**Provided information:**

####

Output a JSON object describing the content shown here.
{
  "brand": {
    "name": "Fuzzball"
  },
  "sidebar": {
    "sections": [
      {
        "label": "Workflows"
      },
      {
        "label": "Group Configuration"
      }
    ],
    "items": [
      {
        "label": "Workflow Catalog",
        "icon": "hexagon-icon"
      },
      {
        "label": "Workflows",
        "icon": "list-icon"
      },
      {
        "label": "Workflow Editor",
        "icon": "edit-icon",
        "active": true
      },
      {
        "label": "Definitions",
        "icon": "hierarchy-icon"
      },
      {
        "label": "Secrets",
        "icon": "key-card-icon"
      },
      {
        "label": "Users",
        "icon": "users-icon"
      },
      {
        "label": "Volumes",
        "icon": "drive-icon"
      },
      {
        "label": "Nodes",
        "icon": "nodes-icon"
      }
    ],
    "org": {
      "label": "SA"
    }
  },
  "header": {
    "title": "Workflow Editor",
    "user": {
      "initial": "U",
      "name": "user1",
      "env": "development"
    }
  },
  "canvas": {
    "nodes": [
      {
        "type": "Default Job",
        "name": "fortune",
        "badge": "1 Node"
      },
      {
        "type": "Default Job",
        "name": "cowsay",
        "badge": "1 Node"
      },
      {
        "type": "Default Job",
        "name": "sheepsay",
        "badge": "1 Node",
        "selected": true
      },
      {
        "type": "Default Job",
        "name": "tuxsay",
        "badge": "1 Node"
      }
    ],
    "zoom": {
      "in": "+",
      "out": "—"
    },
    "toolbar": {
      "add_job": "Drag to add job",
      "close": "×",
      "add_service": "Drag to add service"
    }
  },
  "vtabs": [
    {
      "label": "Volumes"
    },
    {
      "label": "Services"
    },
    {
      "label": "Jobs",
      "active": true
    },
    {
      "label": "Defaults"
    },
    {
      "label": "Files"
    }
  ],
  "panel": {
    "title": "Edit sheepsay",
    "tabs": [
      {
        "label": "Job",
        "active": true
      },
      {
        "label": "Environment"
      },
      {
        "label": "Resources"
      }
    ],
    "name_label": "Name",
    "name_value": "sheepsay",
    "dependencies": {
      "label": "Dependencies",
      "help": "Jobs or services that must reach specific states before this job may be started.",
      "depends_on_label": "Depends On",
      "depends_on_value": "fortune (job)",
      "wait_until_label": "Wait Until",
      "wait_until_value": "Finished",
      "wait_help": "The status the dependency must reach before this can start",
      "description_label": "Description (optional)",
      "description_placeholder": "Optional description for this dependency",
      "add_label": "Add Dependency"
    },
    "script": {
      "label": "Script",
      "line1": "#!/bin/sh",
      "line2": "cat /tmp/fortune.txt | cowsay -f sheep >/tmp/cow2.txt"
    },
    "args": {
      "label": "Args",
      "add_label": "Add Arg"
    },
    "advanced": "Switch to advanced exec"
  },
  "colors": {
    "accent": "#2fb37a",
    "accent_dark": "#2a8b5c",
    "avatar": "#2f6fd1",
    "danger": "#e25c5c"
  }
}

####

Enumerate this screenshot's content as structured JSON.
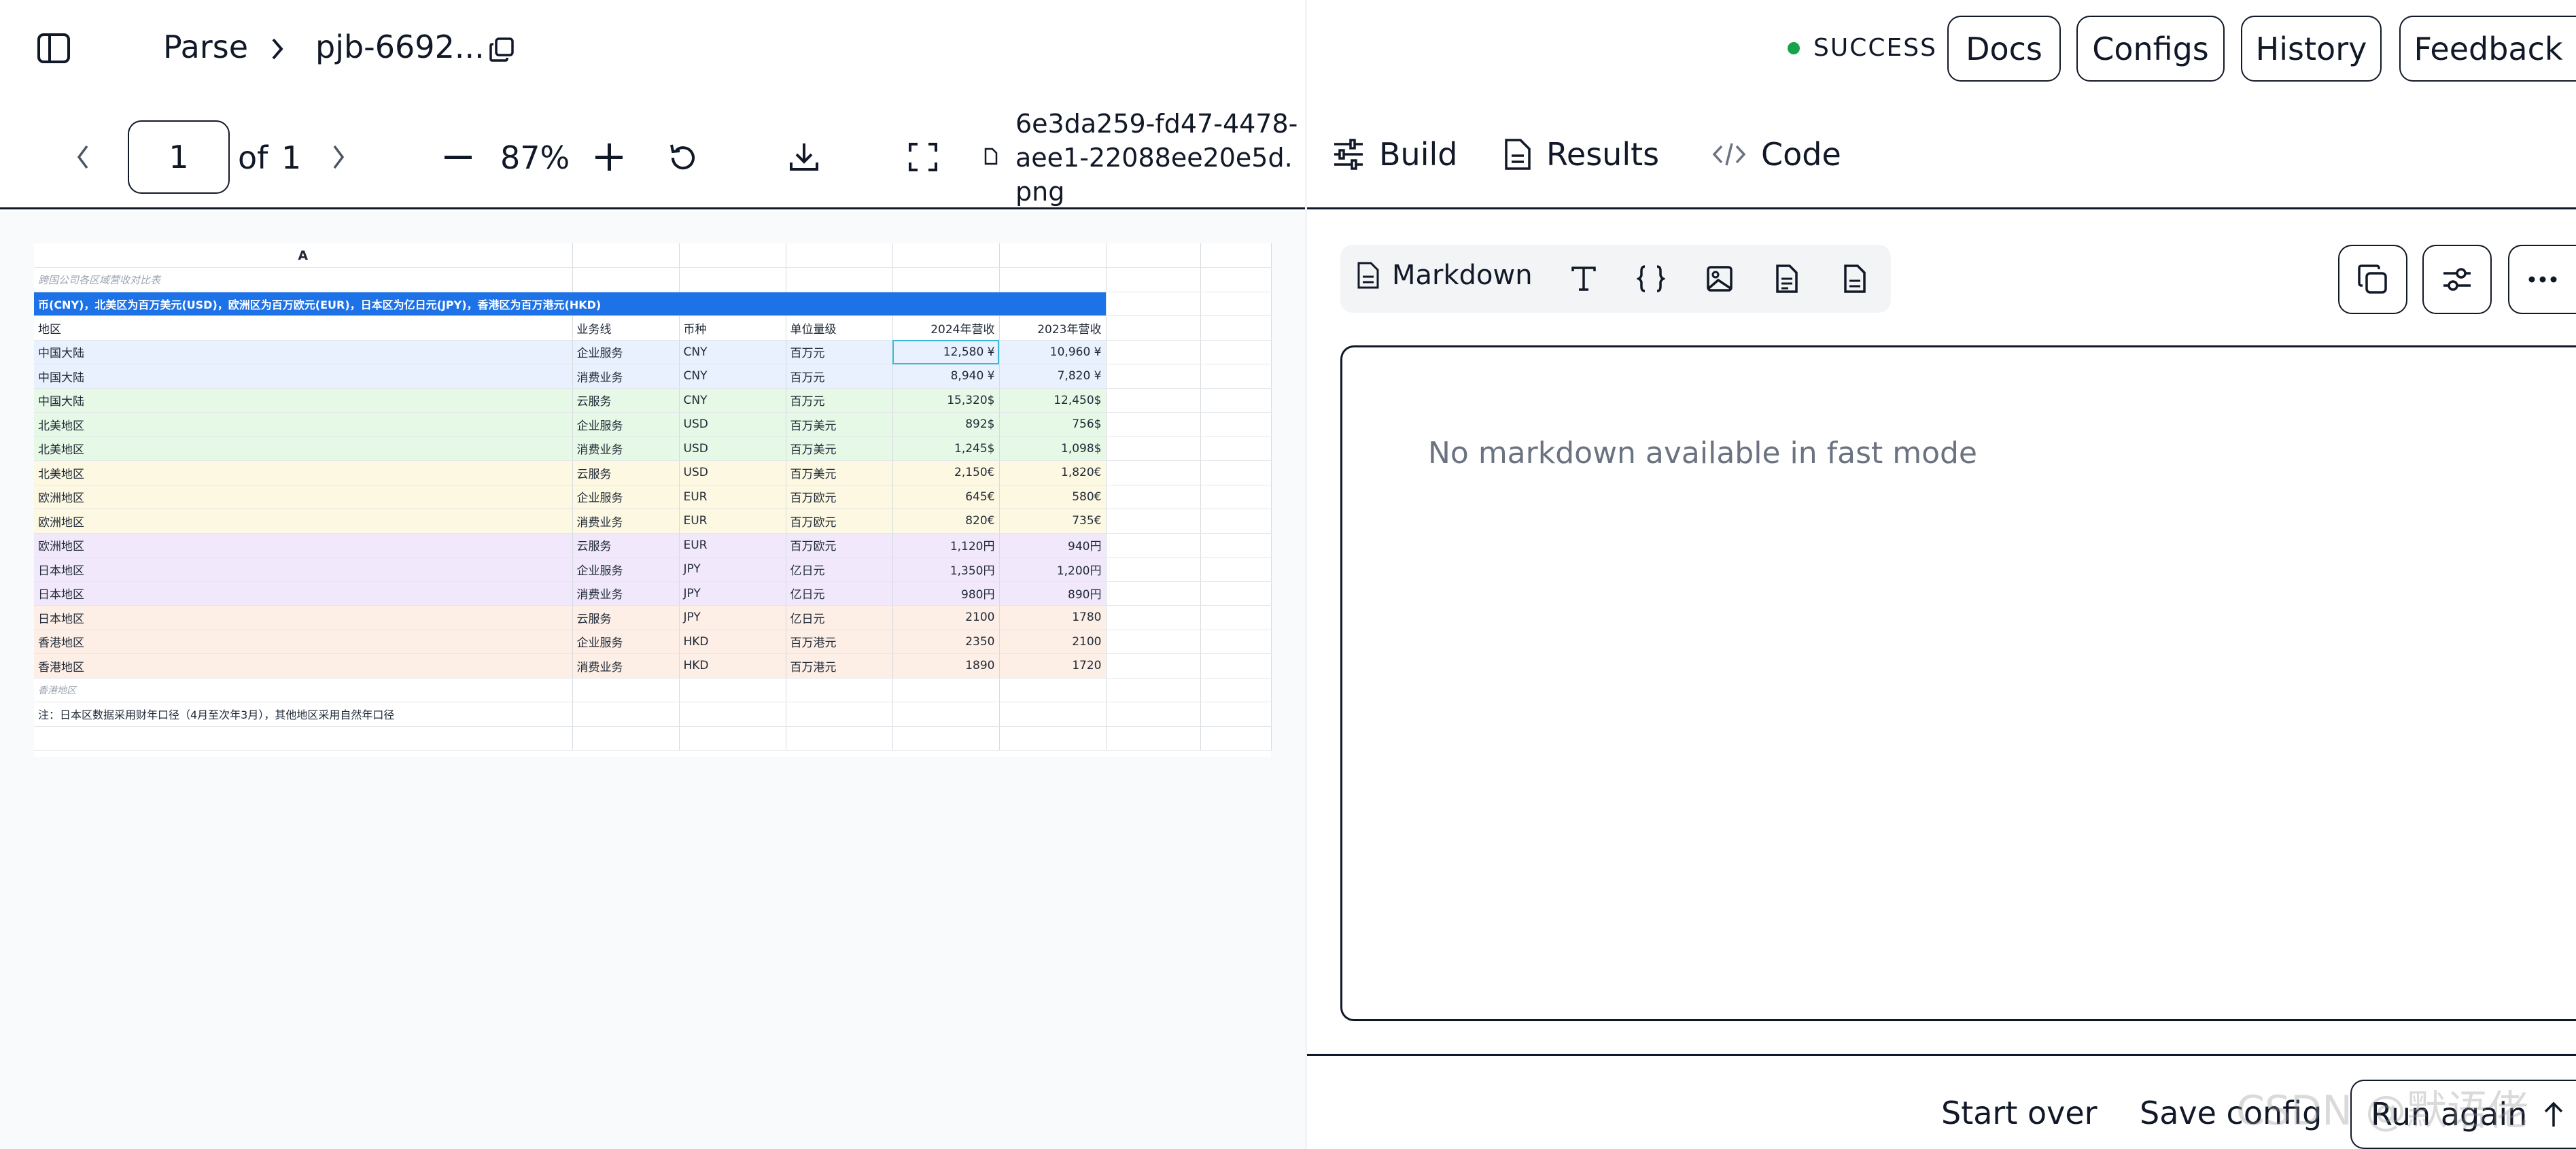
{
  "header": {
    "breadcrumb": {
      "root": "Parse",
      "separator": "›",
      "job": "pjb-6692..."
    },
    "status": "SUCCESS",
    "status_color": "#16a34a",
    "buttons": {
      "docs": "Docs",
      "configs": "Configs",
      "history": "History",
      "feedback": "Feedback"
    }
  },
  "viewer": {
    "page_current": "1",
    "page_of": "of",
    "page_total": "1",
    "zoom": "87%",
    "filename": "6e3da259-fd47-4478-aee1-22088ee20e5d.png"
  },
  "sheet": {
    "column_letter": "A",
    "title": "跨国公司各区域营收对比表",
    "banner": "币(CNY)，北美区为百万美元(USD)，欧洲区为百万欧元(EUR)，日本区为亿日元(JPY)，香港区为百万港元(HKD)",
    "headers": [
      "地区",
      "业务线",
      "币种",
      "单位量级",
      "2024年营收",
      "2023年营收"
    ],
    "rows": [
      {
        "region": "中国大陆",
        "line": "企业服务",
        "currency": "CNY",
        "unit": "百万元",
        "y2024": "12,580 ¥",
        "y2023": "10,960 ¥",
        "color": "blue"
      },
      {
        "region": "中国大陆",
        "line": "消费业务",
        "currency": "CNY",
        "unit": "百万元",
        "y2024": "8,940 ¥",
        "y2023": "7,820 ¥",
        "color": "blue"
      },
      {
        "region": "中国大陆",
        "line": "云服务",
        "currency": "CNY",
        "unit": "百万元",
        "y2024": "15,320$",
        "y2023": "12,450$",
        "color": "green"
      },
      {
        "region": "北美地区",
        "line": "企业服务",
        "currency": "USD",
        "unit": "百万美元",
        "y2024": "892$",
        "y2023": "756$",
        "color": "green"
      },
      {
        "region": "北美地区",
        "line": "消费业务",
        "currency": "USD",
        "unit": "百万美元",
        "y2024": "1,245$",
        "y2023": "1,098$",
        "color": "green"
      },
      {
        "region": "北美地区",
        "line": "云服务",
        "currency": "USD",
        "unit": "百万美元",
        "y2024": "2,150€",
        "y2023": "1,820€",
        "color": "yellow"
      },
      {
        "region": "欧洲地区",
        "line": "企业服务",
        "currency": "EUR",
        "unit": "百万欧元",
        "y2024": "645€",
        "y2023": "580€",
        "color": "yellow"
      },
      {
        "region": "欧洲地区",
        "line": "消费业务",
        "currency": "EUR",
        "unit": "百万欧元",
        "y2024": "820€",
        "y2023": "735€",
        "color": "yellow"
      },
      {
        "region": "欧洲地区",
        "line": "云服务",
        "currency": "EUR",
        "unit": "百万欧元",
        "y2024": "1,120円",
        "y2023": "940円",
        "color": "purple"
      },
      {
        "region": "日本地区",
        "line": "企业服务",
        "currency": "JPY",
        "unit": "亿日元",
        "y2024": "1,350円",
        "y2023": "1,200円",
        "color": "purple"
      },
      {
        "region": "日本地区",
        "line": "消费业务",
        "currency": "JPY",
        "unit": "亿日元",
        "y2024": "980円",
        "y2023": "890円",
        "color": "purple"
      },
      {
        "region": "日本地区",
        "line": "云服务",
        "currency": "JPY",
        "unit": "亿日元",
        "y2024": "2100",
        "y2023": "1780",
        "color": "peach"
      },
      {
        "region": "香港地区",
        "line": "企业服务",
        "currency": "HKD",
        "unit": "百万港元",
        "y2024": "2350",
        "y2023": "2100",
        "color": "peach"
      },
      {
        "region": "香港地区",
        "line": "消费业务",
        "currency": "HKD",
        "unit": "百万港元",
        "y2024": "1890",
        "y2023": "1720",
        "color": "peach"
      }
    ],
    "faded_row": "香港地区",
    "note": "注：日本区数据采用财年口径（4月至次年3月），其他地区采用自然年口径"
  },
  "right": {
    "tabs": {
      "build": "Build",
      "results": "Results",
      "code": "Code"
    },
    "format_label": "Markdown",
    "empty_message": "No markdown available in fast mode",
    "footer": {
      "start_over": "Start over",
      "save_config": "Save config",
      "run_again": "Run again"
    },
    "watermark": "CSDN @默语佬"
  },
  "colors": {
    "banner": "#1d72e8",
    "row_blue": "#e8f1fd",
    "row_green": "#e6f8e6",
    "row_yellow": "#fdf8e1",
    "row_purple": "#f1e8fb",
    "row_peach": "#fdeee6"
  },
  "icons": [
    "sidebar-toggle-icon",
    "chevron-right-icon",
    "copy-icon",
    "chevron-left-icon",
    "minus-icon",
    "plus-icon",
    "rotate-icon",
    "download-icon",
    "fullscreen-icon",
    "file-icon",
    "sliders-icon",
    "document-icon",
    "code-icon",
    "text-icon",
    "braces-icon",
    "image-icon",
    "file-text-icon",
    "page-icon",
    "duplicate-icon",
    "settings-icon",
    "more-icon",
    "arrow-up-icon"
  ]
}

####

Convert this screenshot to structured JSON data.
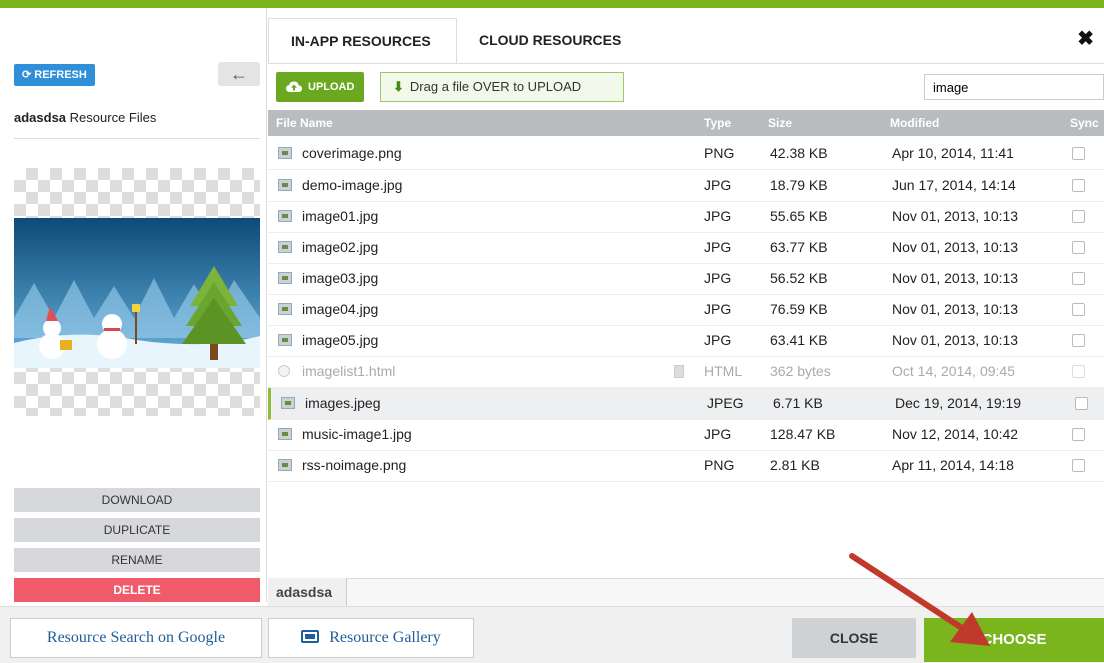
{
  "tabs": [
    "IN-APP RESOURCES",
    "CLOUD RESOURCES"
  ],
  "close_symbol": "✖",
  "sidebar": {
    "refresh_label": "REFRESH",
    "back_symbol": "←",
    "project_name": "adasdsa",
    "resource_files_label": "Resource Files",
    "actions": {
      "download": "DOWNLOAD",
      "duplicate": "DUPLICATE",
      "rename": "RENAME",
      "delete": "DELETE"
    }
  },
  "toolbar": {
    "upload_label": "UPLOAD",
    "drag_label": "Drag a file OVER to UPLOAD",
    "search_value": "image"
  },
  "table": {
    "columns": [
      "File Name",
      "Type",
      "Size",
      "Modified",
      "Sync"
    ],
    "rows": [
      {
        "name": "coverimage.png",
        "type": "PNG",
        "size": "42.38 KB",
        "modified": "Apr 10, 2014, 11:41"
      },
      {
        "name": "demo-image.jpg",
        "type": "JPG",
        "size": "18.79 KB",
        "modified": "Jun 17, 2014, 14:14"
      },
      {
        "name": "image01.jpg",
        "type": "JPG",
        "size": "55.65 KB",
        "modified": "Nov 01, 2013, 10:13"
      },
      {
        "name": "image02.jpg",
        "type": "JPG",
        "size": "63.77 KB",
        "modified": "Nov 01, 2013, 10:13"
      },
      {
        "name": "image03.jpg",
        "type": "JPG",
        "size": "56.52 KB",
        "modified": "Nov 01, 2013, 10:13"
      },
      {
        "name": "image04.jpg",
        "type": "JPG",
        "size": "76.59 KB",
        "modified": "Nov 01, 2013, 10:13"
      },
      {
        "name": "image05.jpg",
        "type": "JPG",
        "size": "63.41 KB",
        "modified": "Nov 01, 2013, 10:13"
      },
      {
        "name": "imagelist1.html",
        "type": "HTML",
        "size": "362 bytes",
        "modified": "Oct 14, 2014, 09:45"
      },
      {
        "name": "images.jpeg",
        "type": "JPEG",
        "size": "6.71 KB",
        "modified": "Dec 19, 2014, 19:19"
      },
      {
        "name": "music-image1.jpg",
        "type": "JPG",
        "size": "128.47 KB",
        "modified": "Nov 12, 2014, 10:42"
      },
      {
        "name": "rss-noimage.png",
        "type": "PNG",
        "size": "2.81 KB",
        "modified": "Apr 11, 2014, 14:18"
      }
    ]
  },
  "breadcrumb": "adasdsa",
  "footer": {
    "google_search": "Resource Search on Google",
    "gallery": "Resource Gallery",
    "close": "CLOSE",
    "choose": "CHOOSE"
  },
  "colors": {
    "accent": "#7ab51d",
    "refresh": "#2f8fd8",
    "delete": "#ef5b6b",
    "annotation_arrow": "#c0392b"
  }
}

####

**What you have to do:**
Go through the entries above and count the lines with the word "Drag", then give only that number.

**Response below:**
3